BEGIN INFORMATION

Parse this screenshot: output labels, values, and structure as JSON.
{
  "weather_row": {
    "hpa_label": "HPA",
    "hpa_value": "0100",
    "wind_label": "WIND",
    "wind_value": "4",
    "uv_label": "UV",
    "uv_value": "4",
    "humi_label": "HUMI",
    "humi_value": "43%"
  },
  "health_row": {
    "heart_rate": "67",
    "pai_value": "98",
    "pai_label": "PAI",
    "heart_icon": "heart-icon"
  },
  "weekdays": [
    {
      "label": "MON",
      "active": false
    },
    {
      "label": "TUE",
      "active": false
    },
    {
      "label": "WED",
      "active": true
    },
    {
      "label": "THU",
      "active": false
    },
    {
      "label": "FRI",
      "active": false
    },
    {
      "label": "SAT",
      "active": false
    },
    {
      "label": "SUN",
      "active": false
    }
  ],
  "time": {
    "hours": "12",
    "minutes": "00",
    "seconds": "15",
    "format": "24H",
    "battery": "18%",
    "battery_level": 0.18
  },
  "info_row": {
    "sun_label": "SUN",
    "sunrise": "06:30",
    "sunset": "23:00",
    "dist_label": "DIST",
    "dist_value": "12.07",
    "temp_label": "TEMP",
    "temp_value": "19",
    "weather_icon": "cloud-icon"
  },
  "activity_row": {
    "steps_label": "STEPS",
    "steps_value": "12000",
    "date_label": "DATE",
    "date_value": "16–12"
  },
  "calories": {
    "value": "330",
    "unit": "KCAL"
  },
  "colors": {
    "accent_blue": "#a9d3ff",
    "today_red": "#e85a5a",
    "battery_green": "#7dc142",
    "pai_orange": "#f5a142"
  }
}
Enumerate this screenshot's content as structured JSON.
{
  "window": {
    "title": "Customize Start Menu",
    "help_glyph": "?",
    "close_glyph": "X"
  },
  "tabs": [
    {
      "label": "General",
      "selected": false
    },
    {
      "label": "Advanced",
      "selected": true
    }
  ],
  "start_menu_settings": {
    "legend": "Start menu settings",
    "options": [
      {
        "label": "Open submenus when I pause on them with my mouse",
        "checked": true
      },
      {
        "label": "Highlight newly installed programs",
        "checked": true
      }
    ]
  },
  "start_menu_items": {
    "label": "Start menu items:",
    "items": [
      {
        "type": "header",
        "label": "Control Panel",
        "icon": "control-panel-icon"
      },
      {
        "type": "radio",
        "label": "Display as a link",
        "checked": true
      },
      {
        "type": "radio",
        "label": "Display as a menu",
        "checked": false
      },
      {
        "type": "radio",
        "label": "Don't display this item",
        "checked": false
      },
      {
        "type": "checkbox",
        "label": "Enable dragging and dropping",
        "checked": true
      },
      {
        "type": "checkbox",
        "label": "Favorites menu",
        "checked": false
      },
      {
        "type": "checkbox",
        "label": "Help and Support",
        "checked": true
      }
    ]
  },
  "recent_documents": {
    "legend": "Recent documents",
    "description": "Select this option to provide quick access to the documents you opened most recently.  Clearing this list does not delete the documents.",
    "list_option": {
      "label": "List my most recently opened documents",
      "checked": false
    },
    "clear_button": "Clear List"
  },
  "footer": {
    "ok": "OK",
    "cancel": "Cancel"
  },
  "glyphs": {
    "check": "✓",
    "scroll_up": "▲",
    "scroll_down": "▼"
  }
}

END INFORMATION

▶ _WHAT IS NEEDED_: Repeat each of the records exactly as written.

▶ _RESULT OF THIS EXERCISE_:
Parse this screenshot: output labels, values, and structure as JSON.
{
  "weather_row": {
    "hpa_label": "HPA",
    "hpa_value": "0100",
    "wind_label": "WIND",
    "wind_value": "4",
    "uv_label": "UV",
    "uv_value": "4",
    "humi_label": "HUMI",
    "humi_value": "43%"
  },
  "health_row": {
    "heart_rate": "67",
    "pai_value": "98",
    "pai_label": "PAI",
    "heart_icon": "heart-icon"
  },
  "weekdays": [
    {
      "label": "MON",
      "active": false
    },
    {
      "label": "TUE",
      "active": false
    },
    {
      "label": "WED",
      "active": true
    },
    {
      "label": "THU",
      "active": false
    },
    {
      "label": "FRI",
      "active": false
    },
    {
      "label": "SAT",
      "active": false
    },
    {
      "label": "SUN",
      "active": false
    }
  ],
  "time": {
    "hours": "12",
    "minutes": "00",
    "seconds": "15",
    "format": "24H",
    "battery": "18%",
    "battery_level": 0.18
  },
  "info_row": {
    "sun_label": "SUN",
    "sunrise": "06:30",
    "sunset": "23:00",
    "dist_label": "DIST",
    "dist_value": "12.07",
    "temp_label": "TEMP",
    "temp_value": "19",
    "weather_icon": "cloud-icon"
  },
  "activity_row": {
    "steps_label": "STEPS",
    "steps_value": "12000",
    "date_label": "DATE",
    "date_value": "16–12"
  },
  "calories": {
    "value": "330",
    "unit": "KCAL"
  },
  "colors": {
    "accent_blue": "#a9d3ff",
    "today_red": "#e85a5a",
    "battery_green": "#7dc142",
    "pai_orange": "#f5a142"
  }
}
Enumerate this screenshot's content as structured JSON.
{
  "window": {
    "title": "Customize Start Menu",
    "help_glyph": "?",
    "close_glyph": "X"
  },
  "tabs": [
    {
      "label": "General",
      "selected": false
    },
    {
      "label": "Advanced",
      "selected": true
    }
  ],
  "start_menu_settings": {
    "legend": "Start menu settings",
    "options": [
      {
        "label": "Open submenus when I pause on them with my mouse",
        "checked": true
      },
      {
        "label": "Highlight newly installed programs",
        "checked": true
      }
    ]
  },
  "start_menu_items": {
    "label": "Start menu items:",
    "items": [
      {
        "type": "header",
        "label": "Control Panel",
        "icon": "control-panel-icon"
      },
      {
        "type": "radio",
        "label": "Display as a link",
        "checked": true
      },
      {
        "type": "radio",
        "label": "Display as a menu",
        "checked": false
      },
      {
        "type": "radio",
        "label": "Don't display this item",
        "checked": false
      },
      {
        "type": "checkbox",
        "label": "Enable dragging and dropping",
        "checked": true
      },
      {
        "type": "checkbox",
        "label": "Favorites menu",
        "checked": false
      },
      {
        "type": "checkbox",
        "label": "Help and Support",
        "checked": true
      }
    ]
  },
  "recent_documents": {
    "legend": "Recent documents",
    "description": "Select this option to provide quick access to the documents you opened most recently.  Clearing this list does not delete the documents.",
    "list_option": {
      "label": "List my most recently opened documents",
      "checked": false
    },
    "clear_button": "Clear List"
  },
  "footer": {
    "ok": "OK",
    "cancel": "Cancel"
  },
  "glyphs": {
    "check": "✓",
    "scroll_up": "▲",
    "scroll_down": "▼"
  }
}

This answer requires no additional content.